The Hawaiian Homes Commission has approved a draft Legislative proposal that would allow limited casino gaming in the form of a single integrated resort property in Kapolei on Oʻahu.
In a 5-4 vote on Tuesday, Dec. 22, 2020, the Commission approved the item, which would authorize limited gaming on a single property on Hawaiian Home Lands designated for commercial use.
Those opposed to the measure include Maui and Molokaʻi commissioners Randy Awo and Zachary Helm, as well as West Hawaiʻi commissioner David Kaʻapu and Patricia Teruya of Oʻahu.
Commissioners Michael Kaleikini (East Hawaiʻi), Russell Kaʻupu (Oʻahu), Pauline Namuʻo (Oʻahu), Dennis Neves (Kauaʻi), and HHC Chair William J. Ailā all voted yes.
Opponents say the project shifts the focus away from creating homestead opportunities; while supporters say it provides an economic solution to create adequate funding for the department.
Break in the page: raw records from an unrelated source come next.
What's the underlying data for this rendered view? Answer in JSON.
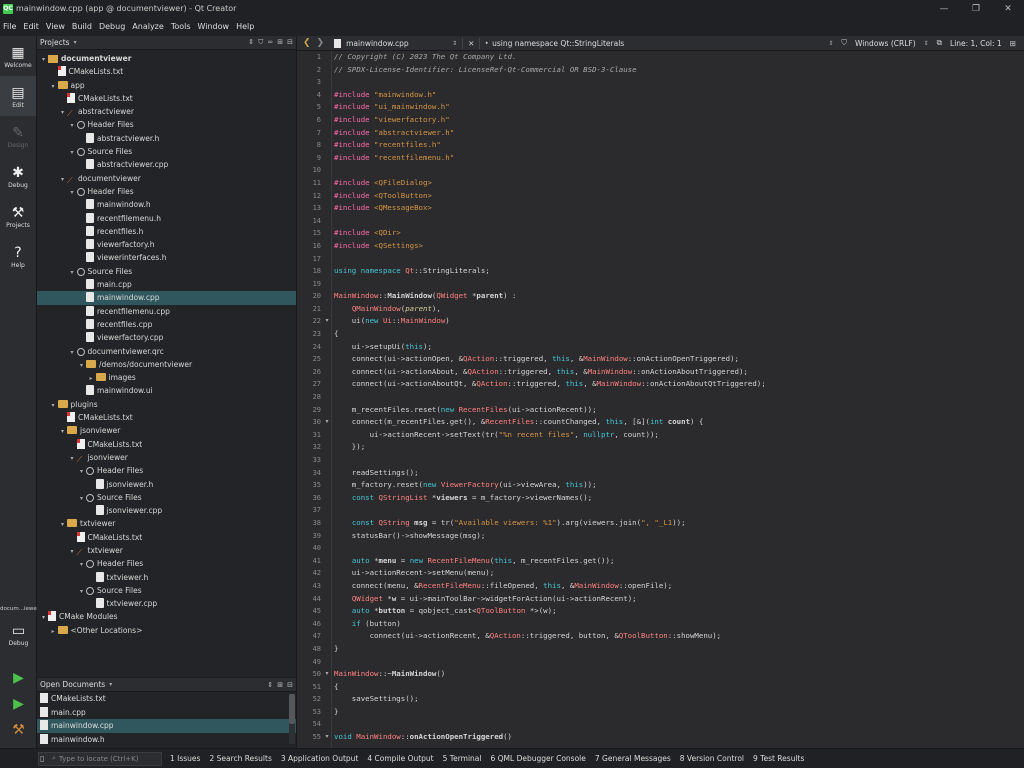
{
  "window": {
    "title": "mainwindow.cpp (app @ documentviewer) - Qt Creator",
    "logo": "QC"
  },
  "menu": [
    "File",
    "Edit",
    "View",
    "Build",
    "Debug",
    "Analyze",
    "Tools",
    "Window",
    "Help"
  ],
  "modes": [
    {
      "label": "Welcome",
      "icon": "grid-icon",
      "glyph": "▦"
    },
    {
      "label": "Edit",
      "icon": "document-edit-icon",
      "glyph": "▤"
    },
    {
      "label": "Design",
      "icon": "pen-icon",
      "glyph": "✎"
    },
    {
      "label": "Debug",
      "icon": "bug-icon",
      "glyph": "✱"
    },
    {
      "label": "Projects",
      "icon": "wrench-icon",
      "glyph": "⚒"
    },
    {
      "label": "Help",
      "icon": "help-icon",
      "glyph": "?"
    }
  ],
  "kit": {
    "label": "docum...iewer",
    "mode": "Debug"
  },
  "projects_header": "Projects",
  "tree": [
    {
      "d": 0,
      "a": "▾",
      "i": "proj",
      "t": "documentviewer",
      "b": true
    },
    {
      "d": 1,
      "a": "",
      "i": "red",
      "t": "CMakeLists.txt"
    },
    {
      "d": 1,
      "a": "▾",
      "i": "folder",
      "t": "app"
    },
    {
      "d": 2,
      "a": "",
      "i": "red",
      "t": "CMakeLists.txt"
    },
    {
      "d": 2,
      "a": "▾",
      "i": "wrench",
      "t": "abstractviewer"
    },
    {
      "d": 3,
      "a": "▾",
      "i": "filter",
      "t": "Header Files"
    },
    {
      "d": 4,
      "a": "",
      "i": "file",
      "t": "abstractviewer.h"
    },
    {
      "d": 3,
      "a": "▾",
      "i": "filter",
      "t": "Source Files"
    },
    {
      "d": 4,
      "a": "",
      "i": "file",
      "t": "abstractviewer.cpp"
    },
    {
      "d": 2,
      "a": "▾",
      "i": "wrench",
      "t": "documentviewer"
    },
    {
      "d": 3,
      "a": "▾",
      "i": "filter",
      "t": "Header Files"
    },
    {
      "d": 4,
      "a": "",
      "i": "file",
      "t": "mainwindow.h"
    },
    {
      "d": 4,
      "a": "",
      "i": "file",
      "t": "recentfilemenu.h"
    },
    {
      "d": 4,
      "a": "",
      "i": "file",
      "t": "recentfiles.h"
    },
    {
      "d": 4,
      "a": "",
      "i": "file",
      "t": "viewerfactory.h"
    },
    {
      "d": 4,
      "a": "",
      "i": "file",
      "t": "viewerinterfaces.h"
    },
    {
      "d": 3,
      "a": "▾",
      "i": "filter",
      "t": "Source Files"
    },
    {
      "d": 4,
      "a": "",
      "i": "file",
      "t": "main.cpp"
    },
    {
      "d": 4,
      "a": "",
      "i": "file",
      "t": "mainwindow.cpp",
      "sel": true
    },
    {
      "d": 4,
      "a": "",
      "i": "file",
      "t": "recentfilemenu.cpp"
    },
    {
      "d": 4,
      "a": "",
      "i": "file",
      "t": "recentfiles.cpp"
    },
    {
      "d": 4,
      "a": "",
      "i": "file",
      "t": "viewerfactory.cpp"
    },
    {
      "d": 3,
      "a": "▾",
      "i": "filter",
      "t": "documentviewer.qrc"
    },
    {
      "d": 4,
      "a": "▾",
      "i": "folder",
      "t": "/demos/documentviewer"
    },
    {
      "d": 5,
      "a": "▸",
      "i": "folder",
      "t": "images"
    },
    {
      "d": 4,
      "a": "",
      "i": "file",
      "t": "mainwindow.ui"
    },
    {
      "d": 1,
      "a": "▾",
      "i": "folder",
      "t": "plugins"
    },
    {
      "d": 2,
      "a": "",
      "i": "red",
      "t": "CMakeLists.txt"
    },
    {
      "d": 2,
      "a": "▾",
      "i": "folder",
      "t": "jsonviewer"
    },
    {
      "d": 3,
      "a": "",
      "i": "red",
      "t": "CMakeLists.txt"
    },
    {
      "d": 3,
      "a": "▾",
      "i": "wrench",
      "t": "jsonviewer"
    },
    {
      "d": 4,
      "a": "▾",
      "i": "filter",
      "t": "Header Files"
    },
    {
      "d": 5,
      "a": "",
      "i": "file",
      "t": "jsonviewer.h"
    },
    {
      "d": 4,
      "a": "▾",
      "i": "filter",
      "t": "Source Files"
    },
    {
      "d": 5,
      "a": "",
      "i": "file",
      "t": "jsonviewer.cpp"
    },
    {
      "d": 2,
      "a": "▾",
      "i": "folder",
      "t": "txtviewer"
    },
    {
      "d": 3,
      "a": "",
      "i": "red",
      "t": "CMakeLists.txt"
    },
    {
      "d": 3,
      "a": "▾",
      "i": "wrench",
      "t": "txtviewer"
    },
    {
      "d": 4,
      "a": "▾",
      "i": "filter",
      "t": "Header Files"
    },
    {
      "d": 5,
      "a": "",
      "i": "file",
      "t": "txtviewer.h"
    },
    {
      "d": 4,
      "a": "▾",
      "i": "filter",
      "t": "Source Files"
    },
    {
      "d": 5,
      "a": "",
      "i": "file",
      "t": "txtviewer.cpp"
    },
    {
      "d": 0,
      "a": "▾",
      "i": "red",
      "t": "CMake Modules"
    },
    {
      "d": 1,
      "a": "▸",
      "i": "folder",
      "t": "<Other Locations>"
    }
  ],
  "open_documents_header": "Open Documents",
  "open_documents": [
    {
      "t": "CMakeLists.txt"
    },
    {
      "t": "main.cpp"
    },
    {
      "t": "mainwindow.cpp",
      "sel": true
    },
    {
      "t": "mainwindow.h"
    }
  ],
  "editor_bar": {
    "file": "mainwindow.cpp",
    "symbol": "using namespace Qt::StringLiterals",
    "encoding": "Windows (CRLF)",
    "position": "Line: 1, Col: 1"
  },
  "code": [
    {
      "n": "1",
      "f": "",
      "s": [
        [
          "c-com",
          "// Copyright (C) 2023 The Qt Company Ltd."
        ]
      ]
    },
    {
      "n": "2",
      "f": "",
      "s": [
        [
          "c-com",
          "// SPDX-License-Identifier: LicenseRef-Qt-Commercial OR BSD-3-Clause"
        ]
      ]
    },
    {
      "n": "3",
      "f": "",
      "s": []
    },
    {
      "n": "4",
      "f": "",
      "s": [
        [
          "c-pp",
          "#include "
        ],
        [
          "c-str",
          "\"mainwindow.h\""
        ]
      ]
    },
    {
      "n": "5",
      "f": "",
      "s": [
        [
          "c-pp",
          "#include "
        ],
        [
          "c-str",
          "\"ui_mainwindow.h\""
        ]
      ]
    },
    {
      "n": "6",
      "f": "",
      "s": [
        [
          "c-pp",
          "#include "
        ],
        [
          "c-str",
          "\"viewerfactory.h\""
        ]
      ]
    },
    {
      "n": "7",
      "f": "",
      "s": [
        [
          "c-pp",
          "#include "
        ],
        [
          "c-str",
          "\"abstractviewer.h\""
        ]
      ]
    },
    {
      "n": "8",
      "f": "",
      "s": [
        [
          "c-pp",
          "#include "
        ],
        [
          "c-str",
          "\"recentfiles.h\""
        ]
      ]
    },
    {
      "n": "9",
      "f": "",
      "s": [
        [
          "c-pp",
          "#include "
        ],
        [
          "c-str",
          "\"recentfilemenu.h\""
        ]
      ]
    },
    {
      "n": "10",
      "f": "",
      "s": []
    },
    {
      "n": "11",
      "f": "",
      "s": [
        [
          "c-pp",
          "#include "
        ],
        [
          "c-str",
          "<QFileDialog>"
        ]
      ]
    },
    {
      "n": "12",
      "f": "",
      "s": [
        [
          "c-pp",
          "#include "
        ],
        [
          "c-str",
          "<QToolButton>"
        ]
      ]
    },
    {
      "n": "13",
      "f": "",
      "s": [
        [
          "c-pp",
          "#include "
        ],
        [
          "c-str",
          "<QMessageBox>"
        ]
      ]
    },
    {
      "n": "14",
      "f": "",
      "s": []
    },
    {
      "n": "15",
      "f": "",
      "s": [
        [
          "c-pp",
          "#include "
        ],
        [
          "c-str",
          "<QDir>"
        ]
      ]
    },
    {
      "n": "16",
      "f": "",
      "s": [
        [
          "c-pp",
          "#include "
        ],
        [
          "c-str",
          "<QSettings>"
        ]
      ]
    },
    {
      "n": "17",
      "f": "",
      "s": []
    },
    {
      "n": "18",
      "f": "",
      "s": [
        [
          "c-kw",
          "using namespace "
        ],
        [
          "c-type",
          "Qt"
        ],
        [
          "c-plain",
          "::StringLiterals;"
        ]
      ]
    },
    {
      "n": "19",
      "f": "",
      "s": []
    },
    {
      "n": "20",
      "f": "",
      "s": [
        [
          "c-type",
          "MainWindow"
        ],
        [
          "c-plain",
          "::"
        ],
        [
          "c-bold",
          "MainWindow"
        ],
        [
          "c-plain",
          "("
        ],
        [
          "c-type",
          "QWidget"
        ],
        [
          "c-plain",
          " *"
        ],
        [
          "c-bold",
          "parent"
        ],
        [
          "c-plain",
          ") :"
        ]
      ]
    },
    {
      "n": "21",
      "f": "",
      "s": [
        [
          "c-plain",
          "    "
        ],
        [
          "c-type",
          "QMainWindow"
        ],
        [
          "c-plain",
          "("
        ],
        [
          "c-it",
          "parent"
        ],
        [
          "c-plain",
          "),"
        ]
      ]
    },
    {
      "n": "22",
      "f": "▾",
      "s": [
        [
          "c-plain",
          "    ui("
        ],
        [
          "c-kw",
          "new "
        ],
        [
          "c-type",
          "Ui"
        ],
        [
          "c-plain",
          "::"
        ],
        [
          "c-type",
          "MainWindow"
        ],
        [
          "c-plain",
          ")"
        ]
      ]
    },
    {
      "n": "23",
      "f": "",
      "s": [
        [
          "c-plain",
          "{"
        ]
      ]
    },
    {
      "n": "24",
      "f": "",
      "s": [
        [
          "c-plain",
          "    ui->setupUi("
        ],
        [
          "c-kw",
          "this"
        ],
        [
          "c-plain",
          ");"
        ]
      ]
    },
    {
      "n": "25",
      "f": "",
      "s": [
        [
          "c-plain",
          "    connect(ui->actionOpen, &"
        ],
        [
          "c-type",
          "QAction"
        ],
        [
          "c-plain",
          "::triggered, "
        ],
        [
          "c-kw",
          "this"
        ],
        [
          "c-plain",
          ", &"
        ],
        [
          "c-type",
          "MainWindow"
        ],
        [
          "c-plain",
          "::onActionOpenTriggered);"
        ]
      ]
    },
    {
      "n": "26",
      "f": "",
      "s": [
        [
          "c-plain",
          "    connect(ui->actionAbout, &"
        ],
        [
          "c-type",
          "QAction"
        ],
        [
          "c-plain",
          "::triggered, "
        ],
        [
          "c-kw",
          "this"
        ],
        [
          "c-plain",
          ", &"
        ],
        [
          "c-type",
          "MainWindow"
        ],
        [
          "c-plain",
          "::onActionAboutTriggered);"
        ]
      ]
    },
    {
      "n": "27",
      "f": "",
      "s": [
        [
          "c-plain",
          "    connect(ui->actionAboutQt, &"
        ],
        [
          "c-type",
          "QAction"
        ],
        [
          "c-plain",
          "::triggered, "
        ],
        [
          "c-kw",
          "this"
        ],
        [
          "c-plain",
          ", &"
        ],
        [
          "c-type",
          "MainWindow"
        ],
        [
          "c-plain",
          "::onActionAboutQtTriggered);"
        ]
      ]
    },
    {
      "n": "28",
      "f": "",
      "s": []
    },
    {
      "n": "29",
      "f": "",
      "s": [
        [
          "c-plain",
          "    m_recentFiles.reset("
        ],
        [
          "c-kw",
          "new "
        ],
        [
          "c-type",
          "RecentFiles"
        ],
        [
          "c-plain",
          "(ui->actionRecent));"
        ]
      ]
    },
    {
      "n": "30",
      "f": "▾",
      "s": [
        [
          "c-plain",
          "    connect(m_recentFiles.get(), &"
        ],
        [
          "c-type",
          "RecentFiles"
        ],
        [
          "c-plain",
          "::countChanged, "
        ],
        [
          "c-kw",
          "this"
        ],
        [
          "c-plain",
          ", [&]("
        ],
        [
          "c-kw",
          "int "
        ],
        [
          "c-bold",
          "count"
        ],
        [
          "c-plain",
          ") {"
        ]
      ]
    },
    {
      "n": "31",
      "f": "",
      "s": [
        [
          "c-plain",
          "        ui->actionRecent->setText(tr("
        ],
        [
          "c-str",
          "\"%n recent files\""
        ],
        [
          "c-plain",
          ", "
        ],
        [
          "c-kw",
          "nullptr"
        ],
        [
          "c-plain",
          ", count));"
        ]
      ]
    },
    {
      "n": "32",
      "f": "",
      "s": [
        [
          "c-plain",
          "    });"
        ]
      ]
    },
    {
      "n": "33",
      "f": "",
      "s": []
    },
    {
      "n": "34",
      "f": "",
      "s": [
        [
          "c-plain",
          "    readSettings();"
        ]
      ]
    },
    {
      "n": "35",
      "f": "",
      "s": [
        [
          "c-plain",
          "    m_factory.reset("
        ],
        [
          "c-kw",
          "new "
        ],
        [
          "c-type",
          "ViewerFactory"
        ],
        [
          "c-plain",
          "(ui->viewArea, "
        ],
        [
          "c-kw",
          "this"
        ],
        [
          "c-plain",
          "));"
        ]
      ]
    },
    {
      "n": "36",
      "f": "",
      "s": [
        [
          "c-plain",
          "    "
        ],
        [
          "c-kw",
          "const "
        ],
        [
          "c-type",
          "QStringList"
        ],
        [
          "c-plain",
          " *"
        ],
        [
          "c-bold",
          "viewers"
        ],
        [
          "c-plain",
          " = m_factory->viewerNames();"
        ]
      ]
    },
    {
      "n": "37",
      "f": "",
      "s": []
    },
    {
      "n": "38",
      "f": "",
      "s": [
        [
          "c-plain",
          "    "
        ],
        [
          "c-kw",
          "const "
        ],
        [
          "c-type",
          "QString"
        ],
        [
          "c-plain",
          " "
        ],
        [
          "c-bold",
          "msg"
        ],
        [
          "c-plain",
          " = tr("
        ],
        [
          "c-str",
          "\"Available viewers: %1\""
        ],
        [
          "c-plain",
          ").arg(viewers.join("
        ],
        [
          "c-str",
          "\", \"_L1"
        ],
        [
          "c-plain",
          "));"
        ]
      ]
    },
    {
      "n": "39",
      "f": "",
      "s": [
        [
          "c-plain",
          "    statusBar()->showMessage(msg);"
        ]
      ]
    },
    {
      "n": "40",
      "f": "",
      "s": []
    },
    {
      "n": "41",
      "f": "",
      "s": [
        [
          "c-plain",
          "    "
        ],
        [
          "c-kw",
          "auto "
        ],
        [
          "c-plain",
          "*"
        ],
        [
          "c-bold",
          "menu"
        ],
        [
          "c-plain",
          " = "
        ],
        [
          "c-kw",
          "new "
        ],
        [
          "c-type",
          "RecentFileMenu"
        ],
        [
          "c-plain",
          "("
        ],
        [
          "c-kw",
          "this"
        ],
        [
          "c-plain",
          ", m_recentFiles.get());"
        ]
      ]
    },
    {
      "n": "42",
      "f": "",
      "s": [
        [
          "c-plain",
          "    ui->actionRecent->setMenu(menu);"
        ]
      ]
    },
    {
      "n": "43",
      "f": "",
      "s": [
        [
          "c-plain",
          "    connect(menu, &"
        ],
        [
          "c-type",
          "RecentFileMenu"
        ],
        [
          "c-plain",
          "::fileOpened, "
        ],
        [
          "c-kw",
          "this"
        ],
        [
          "c-plain",
          ", &"
        ],
        [
          "c-type",
          "MainWindow"
        ],
        [
          "c-plain",
          "::openFile);"
        ]
      ]
    },
    {
      "n": "44",
      "f": "",
      "s": [
        [
          "c-plain",
          "    "
        ],
        [
          "c-type",
          "QWidget"
        ],
        [
          "c-plain",
          " *"
        ],
        [
          "c-bold",
          "w"
        ],
        [
          "c-plain",
          " = ui->mainToolBar->widgetForAction(ui->actionRecent);"
        ]
      ]
    },
    {
      "n": "45",
      "f": "",
      "s": [
        [
          "c-plain",
          "    "
        ],
        [
          "c-kw",
          "auto "
        ],
        [
          "c-plain",
          "*"
        ],
        [
          "c-bold",
          "button"
        ],
        [
          "c-plain",
          " = qobject_cast<"
        ],
        [
          "c-type",
          "QToolButton"
        ],
        [
          "c-plain",
          " *>(w);"
        ]
      ]
    },
    {
      "n": "46",
      "f": "",
      "s": [
        [
          "c-plain",
          "    "
        ],
        [
          "c-kw",
          "if "
        ],
        [
          "c-plain",
          "(button)"
        ]
      ]
    },
    {
      "n": "47",
      "f": "",
      "s": [
        [
          "c-plain",
          "        connect(ui->actionRecent, &"
        ],
        [
          "c-type",
          "QAction"
        ],
        [
          "c-plain",
          "::triggered, button, &"
        ],
        [
          "c-type",
          "QToolButton"
        ],
        [
          "c-plain",
          "::showMenu);"
        ]
      ]
    },
    {
      "n": "48",
      "f": "",
      "s": [
        [
          "c-plain",
          "}"
        ]
      ]
    },
    {
      "n": "49",
      "f": "",
      "s": []
    },
    {
      "n": "50",
      "f": "▾",
      "s": [
        [
          "c-type",
          "MainWindow"
        ],
        [
          "c-plain",
          "::~"
        ],
        [
          "c-bold",
          "MainWindow"
        ],
        [
          "c-plain",
          "()"
        ]
      ]
    },
    {
      "n": "51",
      "f": "",
      "s": [
        [
          "c-plain",
          "{"
        ]
      ]
    },
    {
      "n": "52",
      "f": "",
      "s": [
        [
          "c-plain",
          "    saveSettings();"
        ]
      ]
    },
    {
      "n": "53",
      "f": "",
      "s": [
        [
          "c-plain",
          "}"
        ]
      ]
    },
    {
      "n": "54",
      "f": "",
      "s": []
    },
    {
      "n": "55",
      "f": "▾",
      "s": [
        [
          "c-kw",
          "void "
        ],
        [
          "c-type",
          "MainWindow"
        ],
        [
          "c-plain",
          "::"
        ],
        [
          "c-bold",
          "onActionOpenTriggered"
        ],
        [
          "c-plain",
          "()"
        ]
      ]
    }
  ],
  "status": {
    "locator_placeholder": "Type to locate (Ctrl+K)",
    "tabs": [
      "1  Issues",
      "2  Search Results",
      "3  Application Output",
      "4  Compile Output",
      "5  Terminal",
      "6  QML Debugger Console",
      "7  General Messages",
      "8  Version Control",
      "9  Test Results"
    ]
  }
}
“With the Commission’s decision today, we are hopeful that the Hawaiʻi State Legislature will see the urgency of finally addressing the funding shortages of this program,” said Deputy Tyler Iokepa Gomes. “The measure the Department is proposing is bold but we’re at a pivotal point where bold action is necessary to fulfill the responsibility of the trust. We hear the pleas of beneficiaries across the board including the need for swift action to move beneficiaries off the Waiting List and onto homestead lots. This effort does not shift DHHL’s focus from creating homestead opportunities, instead, it provides a way forward in terms of an economic solution to face the common denominator for the struggles faced by the Department – the opportunity to create adequate funding.”
The draft Legislative proposal, upon submission, will be reviewed by the Department of the Attorney General, the Department of Budget & Finance, and Governor David Ige for consideration in his Legislative packet. Should the Governor include the proposed measure in his packet, the draft Legislation would then proceed to be considered by the Hawaiʻi State Legislature. If the Governor chooses not to include it in his packet, the Department may seek a Legislator to introduce the proposal.
Supporter say revenues from this initiative would be used to address DHHL’s “dire financial state” by ensuring the Department is the primary beneficiary of the gaming operation through a land lease agreement with the licensee and direct collection of 80 percent of the proposed state tax on gross gaming revenue.
DHHL’s proposal establishes a Hawaiʻi Gaming Commission, along with details that structure the gaming license application, fees, and criteria for awarding a license. A wagering tax on gross gaming revenue and a State gaming fund, along with other appropriate funds, are also established.
The proposed State Gaming Fund is expected to invest in initiatives to address possible increases in crime, gambling addiction, and other social issues, as well as provide for public security, job training, traffic improvements, and the administrative expenses of the new Gaming Commission.